A survey of standardized test scores last year found that Clark County students in nine-month elementary schools scored 10-percent higher than students who attend year-round schools.
That begs the question: do school schedules significantly influence academic achievement? That's what a study group of 15 parents and school administrators are now trying to determine.
The group was organized by District Superintendent Walt Ruffles to evaluate the effects of school schedules on finances, student achievement and even family life. Of Clark County's 206 elementary schools, 82 are currently on year-round schedules -- that's about 70,000 students.

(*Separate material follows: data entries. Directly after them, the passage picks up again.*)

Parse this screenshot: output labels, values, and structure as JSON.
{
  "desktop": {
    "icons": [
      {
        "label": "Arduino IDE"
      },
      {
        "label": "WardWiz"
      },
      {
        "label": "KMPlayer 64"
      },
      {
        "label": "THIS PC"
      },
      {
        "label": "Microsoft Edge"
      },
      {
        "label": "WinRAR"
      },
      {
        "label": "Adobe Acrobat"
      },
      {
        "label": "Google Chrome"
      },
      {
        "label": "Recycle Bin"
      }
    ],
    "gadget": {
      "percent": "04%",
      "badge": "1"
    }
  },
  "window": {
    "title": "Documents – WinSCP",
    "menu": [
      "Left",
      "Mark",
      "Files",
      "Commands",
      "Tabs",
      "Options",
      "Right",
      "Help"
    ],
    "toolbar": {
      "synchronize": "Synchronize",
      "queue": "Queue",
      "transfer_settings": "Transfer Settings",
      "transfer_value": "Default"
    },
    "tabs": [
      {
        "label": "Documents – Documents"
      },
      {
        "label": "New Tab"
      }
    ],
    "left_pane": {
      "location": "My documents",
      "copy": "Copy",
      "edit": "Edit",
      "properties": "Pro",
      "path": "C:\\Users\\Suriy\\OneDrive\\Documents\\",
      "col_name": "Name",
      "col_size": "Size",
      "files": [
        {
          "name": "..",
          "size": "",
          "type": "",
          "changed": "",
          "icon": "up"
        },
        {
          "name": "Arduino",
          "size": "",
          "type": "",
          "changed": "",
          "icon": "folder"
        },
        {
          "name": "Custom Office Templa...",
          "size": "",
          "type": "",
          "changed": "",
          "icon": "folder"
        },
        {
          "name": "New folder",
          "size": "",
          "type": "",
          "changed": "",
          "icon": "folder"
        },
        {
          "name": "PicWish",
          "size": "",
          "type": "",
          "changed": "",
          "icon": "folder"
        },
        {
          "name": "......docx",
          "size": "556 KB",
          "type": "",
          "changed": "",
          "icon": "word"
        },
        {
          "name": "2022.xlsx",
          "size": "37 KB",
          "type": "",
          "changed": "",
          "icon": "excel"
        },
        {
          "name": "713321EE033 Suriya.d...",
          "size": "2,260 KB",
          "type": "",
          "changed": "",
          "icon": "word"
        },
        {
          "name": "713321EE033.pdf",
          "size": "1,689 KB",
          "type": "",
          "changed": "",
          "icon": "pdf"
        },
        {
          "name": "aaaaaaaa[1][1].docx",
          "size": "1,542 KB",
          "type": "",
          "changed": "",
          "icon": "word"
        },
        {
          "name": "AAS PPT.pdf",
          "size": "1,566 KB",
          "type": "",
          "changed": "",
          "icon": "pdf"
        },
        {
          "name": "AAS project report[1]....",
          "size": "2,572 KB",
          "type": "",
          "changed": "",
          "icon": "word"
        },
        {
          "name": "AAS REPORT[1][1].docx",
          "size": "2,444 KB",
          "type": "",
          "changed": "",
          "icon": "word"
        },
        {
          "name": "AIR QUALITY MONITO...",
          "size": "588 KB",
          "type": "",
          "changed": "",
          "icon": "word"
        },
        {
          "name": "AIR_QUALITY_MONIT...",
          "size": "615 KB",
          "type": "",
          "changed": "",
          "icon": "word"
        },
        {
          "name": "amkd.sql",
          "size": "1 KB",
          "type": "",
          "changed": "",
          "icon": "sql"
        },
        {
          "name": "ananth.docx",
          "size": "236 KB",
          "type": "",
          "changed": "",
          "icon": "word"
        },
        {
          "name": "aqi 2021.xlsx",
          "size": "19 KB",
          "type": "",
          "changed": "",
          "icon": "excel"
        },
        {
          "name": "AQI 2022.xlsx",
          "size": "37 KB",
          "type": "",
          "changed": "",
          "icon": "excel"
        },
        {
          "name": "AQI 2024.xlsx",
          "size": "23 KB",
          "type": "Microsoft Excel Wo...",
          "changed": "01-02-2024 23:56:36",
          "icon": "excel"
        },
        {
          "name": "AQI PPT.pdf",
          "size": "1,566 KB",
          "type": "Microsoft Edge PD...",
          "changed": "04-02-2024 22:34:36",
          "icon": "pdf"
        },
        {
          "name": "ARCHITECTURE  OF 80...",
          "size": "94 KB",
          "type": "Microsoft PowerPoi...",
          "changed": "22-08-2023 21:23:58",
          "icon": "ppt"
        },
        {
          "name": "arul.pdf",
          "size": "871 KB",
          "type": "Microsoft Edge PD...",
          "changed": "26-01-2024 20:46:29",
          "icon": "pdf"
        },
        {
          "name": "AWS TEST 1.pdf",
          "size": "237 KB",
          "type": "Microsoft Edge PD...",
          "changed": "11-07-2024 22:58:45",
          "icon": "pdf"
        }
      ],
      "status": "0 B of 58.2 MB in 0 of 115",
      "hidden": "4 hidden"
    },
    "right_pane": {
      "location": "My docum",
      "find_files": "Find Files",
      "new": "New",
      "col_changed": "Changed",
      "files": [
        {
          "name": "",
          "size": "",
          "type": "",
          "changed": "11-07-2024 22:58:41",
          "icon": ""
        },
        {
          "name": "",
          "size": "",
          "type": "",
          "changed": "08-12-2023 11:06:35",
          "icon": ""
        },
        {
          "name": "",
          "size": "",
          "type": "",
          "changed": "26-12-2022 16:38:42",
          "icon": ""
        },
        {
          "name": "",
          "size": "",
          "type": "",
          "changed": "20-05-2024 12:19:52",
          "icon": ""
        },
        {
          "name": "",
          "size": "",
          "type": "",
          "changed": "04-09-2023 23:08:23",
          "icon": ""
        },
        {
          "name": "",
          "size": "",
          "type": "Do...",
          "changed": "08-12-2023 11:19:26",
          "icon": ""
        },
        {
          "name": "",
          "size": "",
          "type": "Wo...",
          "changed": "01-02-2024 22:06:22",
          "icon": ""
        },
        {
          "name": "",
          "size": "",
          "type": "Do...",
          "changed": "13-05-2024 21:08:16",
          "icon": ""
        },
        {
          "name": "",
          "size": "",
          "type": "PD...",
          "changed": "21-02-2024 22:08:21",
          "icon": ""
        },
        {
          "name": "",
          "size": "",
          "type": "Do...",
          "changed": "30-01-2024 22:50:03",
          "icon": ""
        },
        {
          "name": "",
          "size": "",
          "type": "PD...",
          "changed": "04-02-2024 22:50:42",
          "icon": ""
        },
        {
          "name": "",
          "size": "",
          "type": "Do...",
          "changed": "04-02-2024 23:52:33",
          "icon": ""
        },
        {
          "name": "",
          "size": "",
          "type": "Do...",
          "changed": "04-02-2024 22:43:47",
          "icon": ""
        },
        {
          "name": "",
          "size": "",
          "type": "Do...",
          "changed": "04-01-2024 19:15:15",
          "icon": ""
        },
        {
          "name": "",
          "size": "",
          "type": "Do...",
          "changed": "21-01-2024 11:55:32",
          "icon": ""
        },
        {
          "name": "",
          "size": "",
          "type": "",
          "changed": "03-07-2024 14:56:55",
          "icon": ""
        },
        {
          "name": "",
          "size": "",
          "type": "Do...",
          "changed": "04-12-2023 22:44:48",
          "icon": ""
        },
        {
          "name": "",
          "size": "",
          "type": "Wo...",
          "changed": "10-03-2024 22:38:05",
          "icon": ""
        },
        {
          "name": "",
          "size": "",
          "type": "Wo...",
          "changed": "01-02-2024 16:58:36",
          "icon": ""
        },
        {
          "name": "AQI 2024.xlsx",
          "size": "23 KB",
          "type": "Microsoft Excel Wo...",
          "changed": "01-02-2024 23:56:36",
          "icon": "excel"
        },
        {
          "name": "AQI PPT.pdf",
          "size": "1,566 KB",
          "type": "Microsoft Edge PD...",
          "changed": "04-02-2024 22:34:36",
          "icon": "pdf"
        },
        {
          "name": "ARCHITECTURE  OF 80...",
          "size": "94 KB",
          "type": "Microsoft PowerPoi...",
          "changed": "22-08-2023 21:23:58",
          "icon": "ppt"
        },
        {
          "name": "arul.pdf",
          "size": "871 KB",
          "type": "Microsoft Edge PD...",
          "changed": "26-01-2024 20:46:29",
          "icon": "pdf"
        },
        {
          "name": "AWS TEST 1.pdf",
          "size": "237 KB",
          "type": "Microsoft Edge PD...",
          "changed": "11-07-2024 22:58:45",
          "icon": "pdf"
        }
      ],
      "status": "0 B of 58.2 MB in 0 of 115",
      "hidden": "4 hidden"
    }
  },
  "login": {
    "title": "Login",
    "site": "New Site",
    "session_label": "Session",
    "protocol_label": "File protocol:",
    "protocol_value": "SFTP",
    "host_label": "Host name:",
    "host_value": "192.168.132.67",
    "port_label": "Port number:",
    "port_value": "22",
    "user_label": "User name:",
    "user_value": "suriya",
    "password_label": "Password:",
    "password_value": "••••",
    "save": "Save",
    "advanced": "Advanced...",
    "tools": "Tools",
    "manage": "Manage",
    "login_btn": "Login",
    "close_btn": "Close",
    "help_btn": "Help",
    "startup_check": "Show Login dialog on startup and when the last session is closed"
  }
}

After several years of being on a year-round schedule, the principal of Lee Antonello Elementary in North Las Vegas fought hard to move to a nine-month calendar three years ago. And despite the increase in enrollment, Lee Antonello reached high-achieving status on its standardized tests.
The principal says in a survey of her parents, more than 90-percent opted for the traditional school year --- and that has translated into higher attendance rates and increased parental involvement.
"Increased parent involvement means increased student learning and that means better test scores. So here in this community, our scores have gone up significantly since we've been on a 9-month schedule," said Principal Linda Reese.
But school district officials point out that many year-round schools are also successful -- and that test results alone don't take into account important factors. Some schools have larger at-risk and transient populations, which typically score lower on tests.
Other schools have more experienced administrators and smaller staff turnover -- which can also influence student test results.
The study group will meet again Friday morning to finalize its recommendations for the superintendent, who will then present his own proposal to the school board.
While these findings could lead credence to a fear of fewer year-round schools in Clark County, that is not likely and the reason is --- funding. If you were to move those 70,000 year round students to nine-month schools today --- the district would need 15 more campuses.
So it will likely be dollars that decide just how many schools will operate year-round.